Task details: Without changing anything, set down every line shown below.

(Dataset rows describing interfaces)
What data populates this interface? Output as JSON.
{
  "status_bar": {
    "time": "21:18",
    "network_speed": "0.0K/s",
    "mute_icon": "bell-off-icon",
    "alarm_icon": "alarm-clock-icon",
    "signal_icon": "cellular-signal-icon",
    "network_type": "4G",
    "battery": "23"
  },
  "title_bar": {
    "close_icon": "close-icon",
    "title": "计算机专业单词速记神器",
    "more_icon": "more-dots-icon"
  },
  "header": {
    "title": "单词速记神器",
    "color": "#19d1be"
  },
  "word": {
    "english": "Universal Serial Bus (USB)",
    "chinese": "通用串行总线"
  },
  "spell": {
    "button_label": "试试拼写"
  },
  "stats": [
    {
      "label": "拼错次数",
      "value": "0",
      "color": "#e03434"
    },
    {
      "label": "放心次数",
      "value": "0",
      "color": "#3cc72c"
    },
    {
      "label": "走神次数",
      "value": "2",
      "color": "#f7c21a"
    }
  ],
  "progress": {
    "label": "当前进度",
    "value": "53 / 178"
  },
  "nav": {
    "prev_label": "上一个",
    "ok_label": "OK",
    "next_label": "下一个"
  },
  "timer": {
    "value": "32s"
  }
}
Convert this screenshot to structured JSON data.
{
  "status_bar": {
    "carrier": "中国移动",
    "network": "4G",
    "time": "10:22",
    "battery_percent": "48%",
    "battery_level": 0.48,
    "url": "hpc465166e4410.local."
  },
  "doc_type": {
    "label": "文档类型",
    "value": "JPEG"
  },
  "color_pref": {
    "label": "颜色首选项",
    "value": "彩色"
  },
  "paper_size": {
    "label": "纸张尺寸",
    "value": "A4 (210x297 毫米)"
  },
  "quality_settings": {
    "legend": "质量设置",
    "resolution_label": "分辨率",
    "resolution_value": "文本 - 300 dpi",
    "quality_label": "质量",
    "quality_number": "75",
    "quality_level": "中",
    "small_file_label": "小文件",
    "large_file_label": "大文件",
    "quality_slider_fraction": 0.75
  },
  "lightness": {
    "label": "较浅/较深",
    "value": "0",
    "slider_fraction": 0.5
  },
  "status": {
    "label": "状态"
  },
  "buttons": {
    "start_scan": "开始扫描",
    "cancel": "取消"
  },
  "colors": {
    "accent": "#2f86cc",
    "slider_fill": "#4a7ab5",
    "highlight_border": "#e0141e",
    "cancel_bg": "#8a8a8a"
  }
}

Answer to this problem:
What data populates this interface? Output as JSON.
{
  "status_bar": {
    "time": "21:18",
    "network_speed": "0.0K/s",
    "mute_icon": "bell-off-icon",
    "alarm_icon": "alarm-clock-icon",
    "signal_icon": "cellular-signal-icon",
    "network_type": "4G",
    "battery": "23"
  },
  "title_bar": {
    "close_icon": "close-icon",
    "title": "计算机专业单词速记神器",
    "more_icon": "more-dots-icon"
  },
  "header": {
    "title": "单词速记神器",
    "color": "#19d1be"
  },
  "word": {
    "english": "Universal Serial Bus (USB)",
    "chinese": "通用串行总线"
  },
  "spell": {
    "button_label": "试试拼写"
  },
  "stats": [
    {
      "label": "拼错次数",
      "value": "0",
      "color": "#e03434"
    },
    {
      "label": "放心次数",
      "value": "0",
      "color": "#3cc72c"
    },
    {
      "label": "走神次数",
      "value": "2",
      "color": "#f7c21a"
    }
  ],
  "progress": {
    "label": "当前进度",
    "value": "53 / 178"
  },
  "nav": {
    "prev_label": "上一个",
    "ok_label": "OK",
    "next_label": "下一个"
  },
  "timer": {
    "value": "32s"
  }
}
Convert this screenshot to structured JSON data.
{
  "status_bar": {
    "carrier": "中国移动",
    "network": "4G",
    "time": "10:22",
    "battery_percent": "48%",
    "battery_level": 0.48,
    "url": "hpc465166e4410.local."
  },
  "doc_type": {
    "label": "文档类型",
    "value": "JPEG"
  },
  "color_pref": {
    "label": "颜色首选项",
    "value": "彩色"
  },
  "paper_size": {
    "label": "纸张尺寸",
    "value": "A4 (210x297 毫米)"
  },
  "quality_settings": {
    "legend": "质量设置",
    "resolution_label": "分辨率",
    "resolution_value": "文本 - 300 dpi",
    "quality_label": "质量",
    "quality_number": "75",
    "quality_level": "中",
    "small_file_label": "小文件",
    "large_file_label": "大文件",
    "quality_slider_fraction": 0.75
  },
  "lightness": {
    "label": "较浅/较深",
    "value": "0",
    "slider_fraction": 0.5
  },
  "status": {
    "label": "状态"
  },
  "buttons": {
    "start_scan": "开始扫描",
    "cancel": "取消"
  },
  "colors": {
    "accent": "#2f86cc",
    "slider_fill": "#4a7ab5",
    "highlight_border": "#e0141e",
    "cancel_bg": "#8a8a8a"
  }
}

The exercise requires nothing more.